What is wanted is an exact copy of all the entries.

Information supplied =>
_ _ _ _ _

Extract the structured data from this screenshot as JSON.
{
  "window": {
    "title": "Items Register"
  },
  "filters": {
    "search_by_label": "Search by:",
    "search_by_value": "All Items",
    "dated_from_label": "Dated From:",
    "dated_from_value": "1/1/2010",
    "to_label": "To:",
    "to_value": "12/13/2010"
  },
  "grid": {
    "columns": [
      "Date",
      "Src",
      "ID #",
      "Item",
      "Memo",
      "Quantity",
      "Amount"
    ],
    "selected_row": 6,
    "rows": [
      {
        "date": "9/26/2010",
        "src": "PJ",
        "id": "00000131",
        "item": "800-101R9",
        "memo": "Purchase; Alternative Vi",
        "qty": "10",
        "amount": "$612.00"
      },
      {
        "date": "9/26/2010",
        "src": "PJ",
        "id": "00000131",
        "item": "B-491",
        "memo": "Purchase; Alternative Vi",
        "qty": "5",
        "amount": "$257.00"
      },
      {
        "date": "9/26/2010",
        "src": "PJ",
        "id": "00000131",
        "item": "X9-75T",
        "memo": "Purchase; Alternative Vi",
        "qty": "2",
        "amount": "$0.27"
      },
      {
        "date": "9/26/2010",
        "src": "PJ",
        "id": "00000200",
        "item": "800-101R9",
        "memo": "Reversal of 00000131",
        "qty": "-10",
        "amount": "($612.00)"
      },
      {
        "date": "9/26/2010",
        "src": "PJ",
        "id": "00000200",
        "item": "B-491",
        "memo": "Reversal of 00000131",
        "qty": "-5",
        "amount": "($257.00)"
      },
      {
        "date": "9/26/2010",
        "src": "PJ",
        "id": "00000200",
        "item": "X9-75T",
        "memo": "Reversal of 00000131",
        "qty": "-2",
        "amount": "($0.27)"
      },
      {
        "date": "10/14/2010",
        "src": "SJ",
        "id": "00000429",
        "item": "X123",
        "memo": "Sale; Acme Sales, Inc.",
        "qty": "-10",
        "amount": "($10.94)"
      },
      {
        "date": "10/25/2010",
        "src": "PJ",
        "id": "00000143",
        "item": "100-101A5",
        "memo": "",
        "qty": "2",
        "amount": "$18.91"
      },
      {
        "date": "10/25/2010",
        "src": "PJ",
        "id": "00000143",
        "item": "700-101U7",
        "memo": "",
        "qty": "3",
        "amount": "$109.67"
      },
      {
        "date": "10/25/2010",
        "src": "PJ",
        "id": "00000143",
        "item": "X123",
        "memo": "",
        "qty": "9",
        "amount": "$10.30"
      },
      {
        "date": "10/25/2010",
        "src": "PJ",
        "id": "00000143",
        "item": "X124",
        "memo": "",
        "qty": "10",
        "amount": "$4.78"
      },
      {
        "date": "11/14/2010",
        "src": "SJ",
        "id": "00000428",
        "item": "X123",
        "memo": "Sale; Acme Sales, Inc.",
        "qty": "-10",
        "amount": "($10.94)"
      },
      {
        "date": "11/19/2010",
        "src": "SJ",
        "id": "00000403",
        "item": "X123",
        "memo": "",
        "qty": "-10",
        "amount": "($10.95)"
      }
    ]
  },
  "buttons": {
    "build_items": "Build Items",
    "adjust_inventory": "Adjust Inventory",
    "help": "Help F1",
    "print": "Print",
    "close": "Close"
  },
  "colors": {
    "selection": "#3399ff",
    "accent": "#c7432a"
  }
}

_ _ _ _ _

Expected output =>
Extract the structured data from this screenshot as JSON.
{
  "window": {
    "title": "Items Register"
  },
  "filters": {
    "search_by_label": "Search by:",
    "search_by_value": "All Items",
    "dated_from_label": "Dated From:",
    "dated_from_value": "1/1/2010",
    "to_label": "To:",
    "to_value": "12/13/2010"
  },
  "grid": {
    "columns": [
      "Date",
      "Src",
      "ID #",
      "Item",
      "Memo",
      "Quantity",
      "Amount"
    ],
    "selected_row": 6,
    "rows": [
      {
        "date": "9/26/2010",
        "src": "PJ",
        "id": "00000131",
        "item": "800-101R9",
        "memo": "Purchase; Alternative Vi",
        "qty": "10",
        "amount": "$612.00"
      },
      {
        "date": "9/26/2010",
        "src": "PJ",
        "id": "00000131",
        "item": "B-491",
        "memo": "Purchase; Alternative Vi",
        "qty": "5",
        "amount": "$257.00"
      },
      {
        "date": "9/26/2010",
        "src": "PJ",
        "id": "00000131",
        "item": "X9-75T",
        "memo": "Purchase; Alternative Vi",
        "qty": "2",
        "amount": "$0.27"
      },
      {
        "date": "9/26/2010",
        "src": "PJ",
        "id": "00000200",
        "item": "800-101R9",
        "memo": "Reversal of 00000131",
        "qty": "-10",
        "amount": "($612.00)"
      },
      {
        "date": "9/26/2010",
        "src": "PJ",
        "id": "00000200",
        "item": "B-491",
        "memo": "Reversal of 00000131",
        "qty": "-5",
        "amount": "($257.00)"
      },
      {
        "date": "9/26/2010",
        "src": "PJ",
        "id": "00000200",
        "item": "X9-75T",
        "memo": "Reversal of 00000131",
        "qty": "-2",
        "amount": "($0.27)"
      },
      {
        "date": "10/14/2010",
        "src": "SJ",
        "id": "00000429",
        "item": "X123",
        "memo": "Sale; Acme Sales, Inc.",
        "qty": "-10",
        "amount": "($10.94)"
      },
      {
        "date": "10/25/2010",
        "src": "PJ",
        "id": "00000143",
        "item": "100-101A5",
        "memo": "",
        "qty": "2",
        "amount": "$18.91"
      },
      {
        "date": "10/25/2010",
        "src": "PJ",
        "id": "00000143",
        "item": "700-101U7",
        "memo": "",
        "qty": "3",
        "amount": "$109.67"
      },
      {
        "date": "10/25/2010",
        "src": "PJ",
        "id": "00000143",
        "item": "X123",
        "memo": "",
        "qty": "9",
        "amount": "$10.30"
      },
      {
        "date": "10/25/2010",
        "src": "PJ",
        "id": "00000143",
        "item": "X124",
        "memo": "",
        "qty": "10",
        "amount": "$4.78"
      },
      {
        "date": "11/14/2010",
        "src": "SJ",
        "id": "00000428",
        "item": "X123",
        "memo": "Sale; Acme Sales, Inc.",
        "qty": "-10",
        "amount": "($10.94)"
      },
      {
        "date": "11/19/2010",
        "src": "SJ",
        "id": "00000403",
        "item": "X123",
        "memo": "",
        "qty": "-10",
        "amount": "($10.95)"
      }
    ]
  },
  "buttons": {
    "build_items": "Build Items",
    "adjust_inventory": "Adjust Inventory",
    "help": "Help F1",
    "print": "Print",
    "close": "Close"
  },
  "colors": {
    "selection": "#3399ff",
    "accent": "#c7432a"
  }
}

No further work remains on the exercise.